Metropolis and photography are the two conductors in Antonio Rafele’s Representations of Fashion proving the mundane cycle of life and death that is experienced each day. Rafele prescribes it as a “sequence of isolated moments” created by natural time that hangs our obvious looming death at the hems of our subconscious, pushing society to scour for methods of distraction. These distractions now come through the temporariness of television, web, photography and fashion, which have become so crucial, they’ve fallen into a basic need. They’ve become methods for society to fulfill an emptiness dug from the predictable one-way road of our lives full at the belly with illusions of success and disillusionments that arrive thereafter.
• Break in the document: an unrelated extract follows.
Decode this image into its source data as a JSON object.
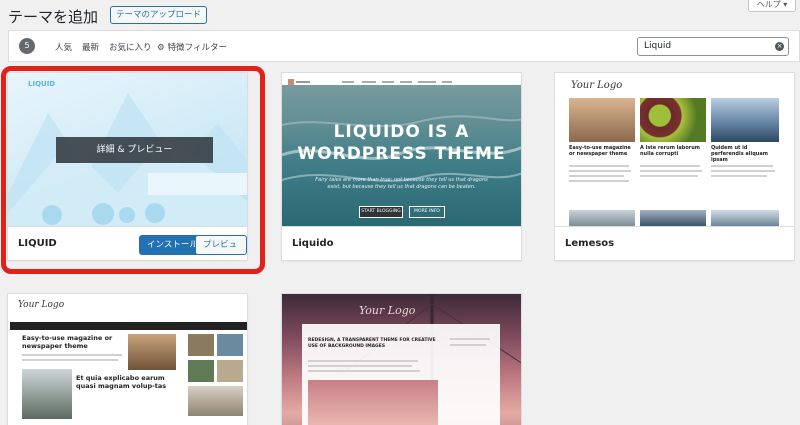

Dissecting the “The Metropolis” by Georg Simmel and W. Benjamin’s “The Passages”, Rafele offers the formula of the individual’s growing relationship with discontinuous media that took root at the birth of the metropolis, eradicating societies who’ve experienced life through instances of solitude and self-motivated accomplishments. It was when the population grew denser that identities began to be shaped by the gaze of others, pushing people to bend and mold to the choreography of expectations. At this time, Rafele highlights, the creation of new media, such as photography, became popularized. It allowed and continues to allow people to capture moments of our lives that become pictures in a dusty shoebox, ephemeral and dust-ridden at best.
Rafele’s essay is an excellent inspection of a world still breathing through the streets of our neighborhoods and the alleyways of our consciousness. Giving us a punch in the stomach, he uncovers a deeper and eery relationship with fashion and the devices of our world that envelop us in a dream.
For Simmel’s “The Metropolis”: http://www.altruists.org/static/files/The%20Metropolis%20and%20Mental%20Life%20(Georg%20Simmel).htm
Here's a trailer of a classic film capturing the metropolis in both the title and the setting: